## DATA SUPPLIED
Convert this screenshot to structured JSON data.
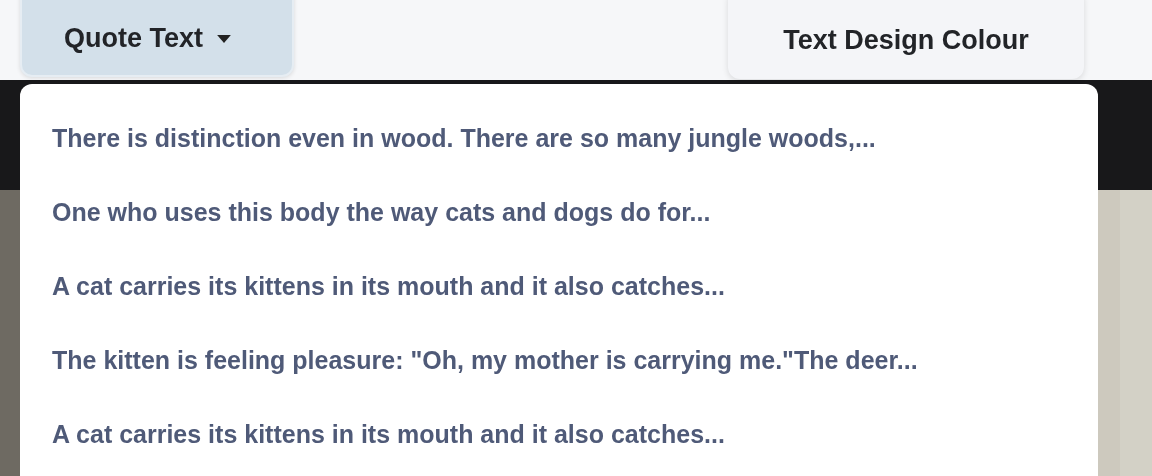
{
  "toolbar": {
    "buttons": [
      {
        "label": "Quote Text",
        "kind": "dropdown",
        "expanded": true
      },
      {
        "label": "Text Design Colour",
        "kind": "plain"
      }
    ]
  },
  "quote_menu": {
    "items": [
      {
        "label": "There is distinction even in wood. There are so many jungle woods,..."
      },
      {
        "label": "One who uses this body the way cats and dogs do for..."
      },
      {
        "label": "A cat carries its kittens in its mouth and it also catches..."
      },
      {
        "label": "The kitten is feeling pleasure: \"Oh, my mother is carrying me.\"The deer..."
      },
      {
        "label": "A cat carries its kittens in its mouth and it also catches..."
      }
    ]
  }
}
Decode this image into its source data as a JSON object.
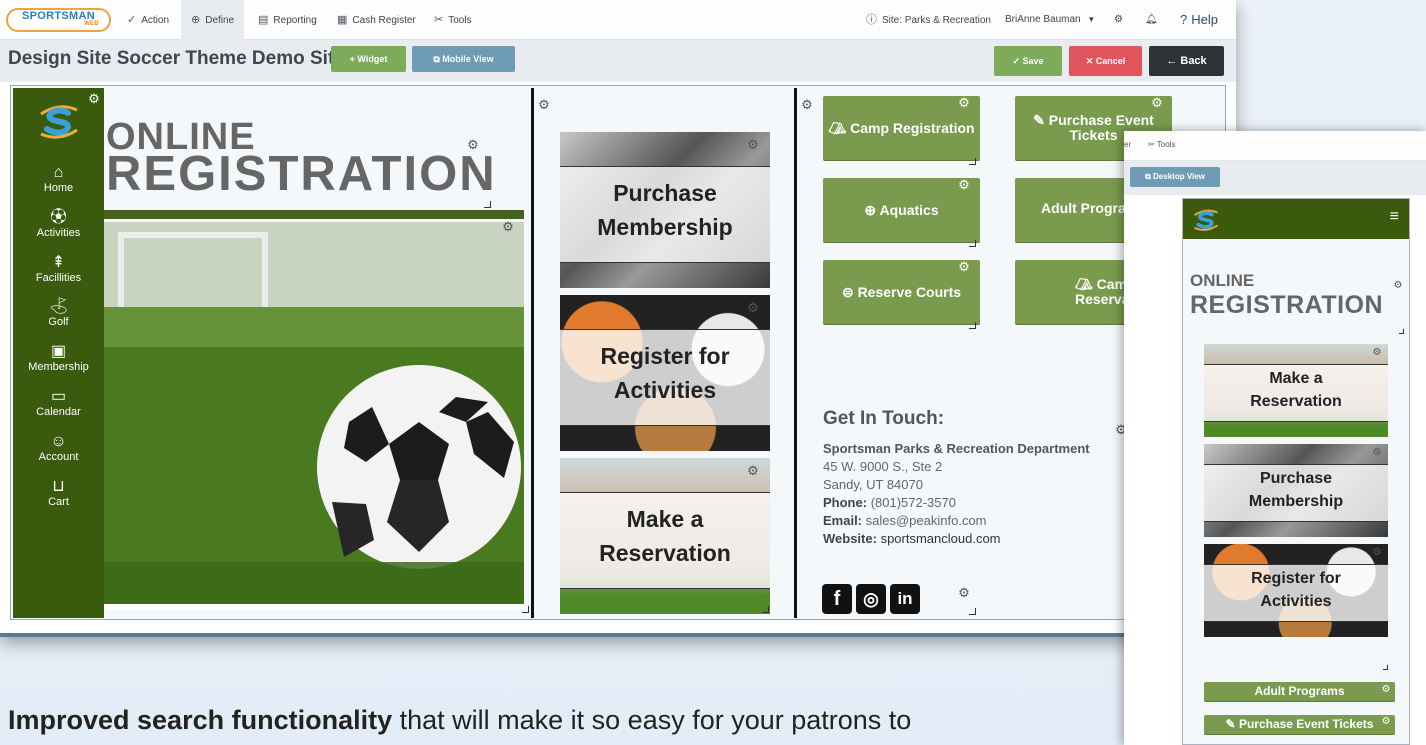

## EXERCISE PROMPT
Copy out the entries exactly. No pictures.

## OUTPUT FOR THIS TASK
Convert this screenshot to structured JSON data.
{
  "toolbar": {
    "buttons": [
      {
        "label": "Quote Text",
        "kind": "dropdown",
        "expanded": true
      },
      {
        "label": "Text Design Colour",
        "kind": "plain"
      }
    ]
  },
  "quote_menu": {
    "items": [
      {
        "label": "There is distinction even in wood. There are so many jungle woods,..."
      },
      {
        "label": "One who uses this body the way cats and dogs do for..."
      },
      {
        "label": "A cat carries its kittens in its mouth and it also catches..."
      },
      {
        "label": "The kitten is feeling pleasure: \"Oh, my mother is carrying me.\"The deer..."
      },
      {
        "label": "A cat carries its kittens in its mouth and it also catches..."
      }
    ]
  }
}
Decode this image into its source data as a JSON object.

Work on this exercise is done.